There’s no getting around it: To lose weight and keep it off, you need to exercise. But some days that hardly seems possible. Our days are overbooked already! Yet experts agree – exercise must become part of your overall daily lifestyle. And starting the morning with exercise is the best habit of all.
Walk the dog, join a health club, get into running. Whatever you do, you’ve got to move your body as much as possible if you want to lose weight.
By starting your morning with physical activity, you set the day’s pace. Morning exercisers tend to stick with their exercise habit. By doing the bulk of exercise first thing in the morning, you get your exercise in before other distractions can intrude. We can all relate to that – because once the day gets going, it’s hard to get off the treadmill called life.

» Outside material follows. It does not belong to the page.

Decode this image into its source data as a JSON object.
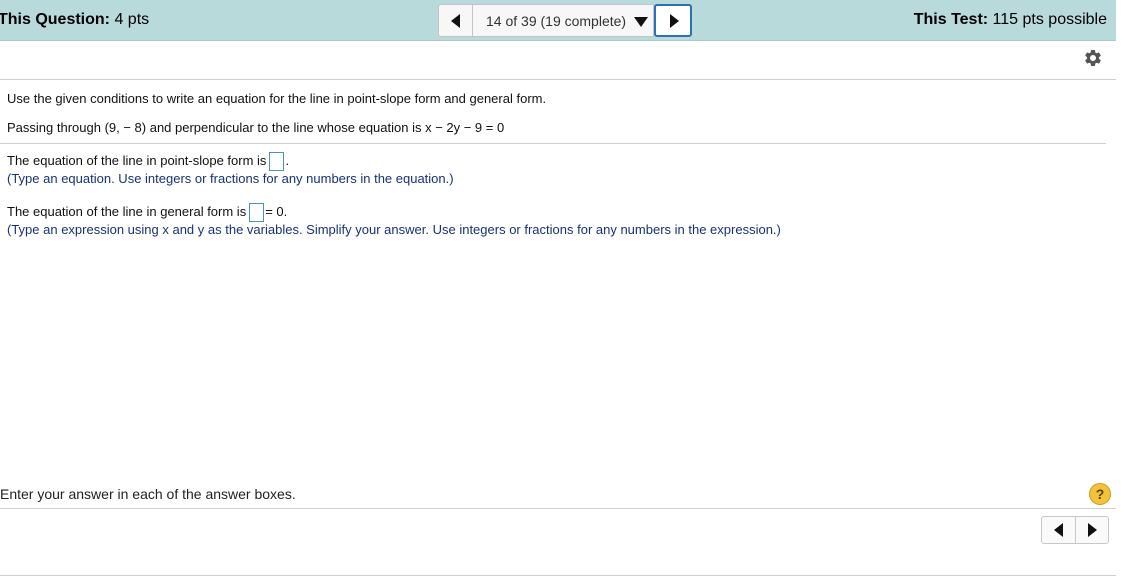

One way to make exercise a daily habit is to integrate your workout into your regular life. Physical activity – not just exercise per se – can become part of your daily routine. People think they have to strap on running shoes and run a marathon to call it exercise. It’s more about integrating physical activity into your daily lifestyle.

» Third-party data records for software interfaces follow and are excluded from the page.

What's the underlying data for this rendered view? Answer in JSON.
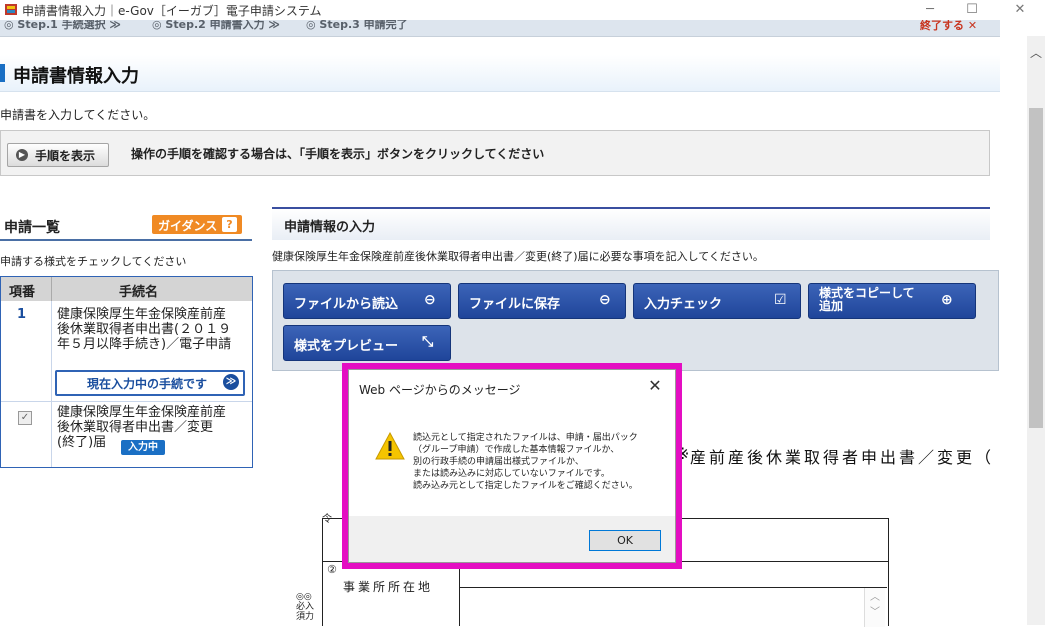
{
  "window": {
    "title": "申請書情報入力｜e-Gov［イーガブ］電子申請システム",
    "controls": {
      "minimize": "─",
      "maximize": "☐",
      "close": "✕"
    }
  },
  "steps": {
    "step1": "◎ Step.1 手続選択 ≫",
    "step2": "◎ Step.2 申請書入力 ≫",
    "step3": "◎ Step.3 申請完了",
    "logout": "終了する ✕"
  },
  "header": {
    "title": "申請書情報入力"
  },
  "subtitle": "申請書を入力してください。",
  "procedure": {
    "button_label": "手順を表示",
    "description": "操作の手順を確認する場合は、「手順を表示」ボタンをクリックしてください"
  },
  "left_panel": {
    "title": "申請一覧",
    "guidance_label": "ガイダンス",
    "guidance_icon": "?",
    "instruction": "申請する様式をチェックしてください",
    "columns": [
      "項番",
      "手続名"
    ],
    "rows": [
      {
        "num": "1",
        "lines": [
          "健康保険厚生年金保険産前産",
          "後休業取得者申出書(２０１９",
          "年５月以降手続き)／電子申請"
        ],
        "current_label": "現在入力中の手続です"
      },
      {
        "checked": true,
        "lines": [
          "健康保険厚生年金保険産前産",
          "後休業取得者申出書／変更",
          "(終了)届"
        ],
        "badge": "入力中"
      }
    ]
  },
  "right_panel": {
    "title": "申請情報の入力",
    "description": "健康保険厚生年金保険産前産後休業取得者申出書／変更(終了)届に必要な事項を記入してください。",
    "buttons": {
      "read_file": "ファイルから読込",
      "save_file": "ファイルに保存",
      "check_input": "入力チェック",
      "copy_form_line1": "様式をコピーして",
      "copy_form_line2": "追加",
      "preview": "様式をプレビュー"
    }
  },
  "document": {
    "heading": "産前産後休業取得者申出書／変更（",
    "heading_prefix": "※",
    "small_label": "令",
    "circle_num": "②",
    "row_label": "事業所所在地",
    "side_text": "◎◎必入須力"
  },
  "dialog": {
    "title": "Web ページからのメッセージ",
    "message": "読込元として指定されたファイルは、申請・届出パック\n（グループ申請）で作成した基本情報ファイルか、\n別の行政手続の申請届出様式ファイルか、\nまたは読み込みに対応していないファイルです。\n読み込み元として指定したファイルをご確認ください。",
    "ok_label": "OK",
    "close_icon": "✕"
  },
  "colors": {
    "highlight_frame": "#e40ec2",
    "primary_button": "#2a52a8",
    "guidance": "#f08a24"
  }
}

Structured physical activity is also important. Walking, yoga, lifting weights, biking, running, and swimming – could all be a morning exercise choice. Here’s an estimate of the average calorie-burn potential from 30 minutes of exercise:
Running or jogging (5 mph) = 295 calories
Bicycling (10 mph or more) = 195 calories
Swimming (slow freestyle laps) = 255 calories
Aerobics = 240 calories
Basketball = 220 calories
Walking (3.5 miles mph) = 140 calories
Weight training (light workout) = 110 calories
Stretching = 90 calories
Biking (less than 10 mph) = 145 calories
Dancing = 165 calories
One recent study noted that yoga – a popular morning activity – can help prevent the dreaded middle-age spread and even help shed unwanted pounds. Researchers looked at normal and overweight men and women who practiced yoga regularly (at least one session of 30 minutes or more per week) for four years or more. It compared their weight with the weight of people who didn’t do yoga.
Normal-weight people who practiced yoga gained less than those who didn’t practice yoga. Overweight people who practiced yoga lost an average of 5 pounds; those who didn’t practice gained about 14 pounds.
Yoga’s effect may have more to do with body awareness than the actual calories burned during the average session, researchers say. During yoga practice, you are more aware of your body, which can prompt you to quit eating when you’re full.
To get your morning exercise ritual going, talk to a doctor first. If you are overweight and if you have risk factors for heart disease – high blood pressure, high cholesterol, or family history of heart disease – get your doctor’s OK before starting an exercise program.